Governance tokens in decentralized finance, or DeFi, have suddenly jumped into prominence following the success story of Compound’s COMP token, whose price action and liquidity mining program resulted in increased public interest.
Unlike previous iterations of “utility tokens” during the initial coin offering mania, DeFi governance tokens lend themselves to a more fundamentals-based analysis. DeFi projects usually have a well-defined revenue at a protocol level in the form of trading fees or interest rates.
As Michael Anderson, co-founder of Framework Ventures, told Cointelegraph earlier in 2020, the DeFi investment thesis hinges on token economics that would “capture the value” generated by the protocol. Spurred by the COMP distribution, Anderson spoke once again with Cointelegraph on a variety of topics, including the legal standing of DeFi tokens.Stocks analogies

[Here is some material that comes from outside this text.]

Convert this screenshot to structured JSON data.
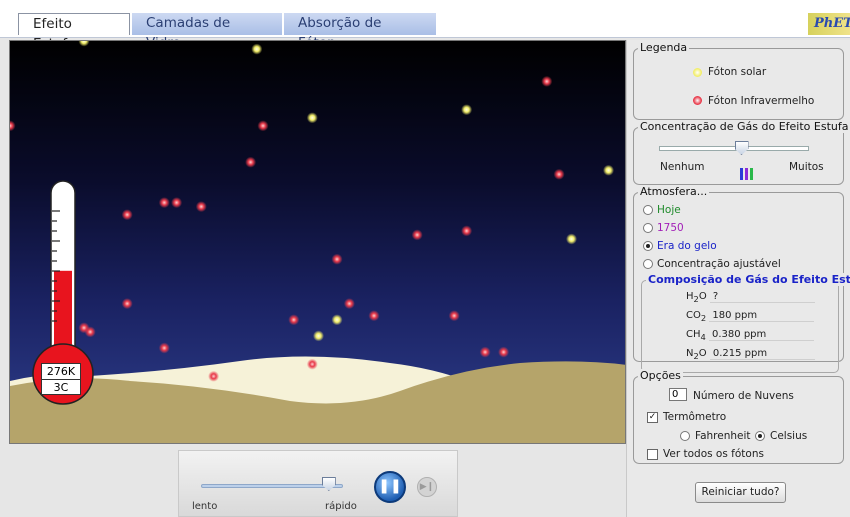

In simplified terms, traditional stocks entitle their holders to a voting share in the corporate board of the company and a portion of the dividends it may distribute. Through these mechanisms, stockholders have a formalized way of influencing corporate development and directly profiting from its success.
While the governance aspect of DeFi protocol tokens is self-explanatory, some of the token economics approaches can be compared to dividends as well. Maker (MKR) uses a “buyback and burn” mechanism to capture value with the MKR governance token. Proceeds from the interest paid by borrowers are used to buy MKR tokens through an auction, and are then burned.
The mechanism creates a realistic price growth dynamic by stimulating MKR demand and reducing its total supply. While this approach is closer to the concept of stock buybacks, it generates value for holders in a similar manner to dividends.
Compound’s community has yet to decide a specific value capture mechanism, as Anderson noted. A Maker-like system is an option, as well as a more direct “dividend” d...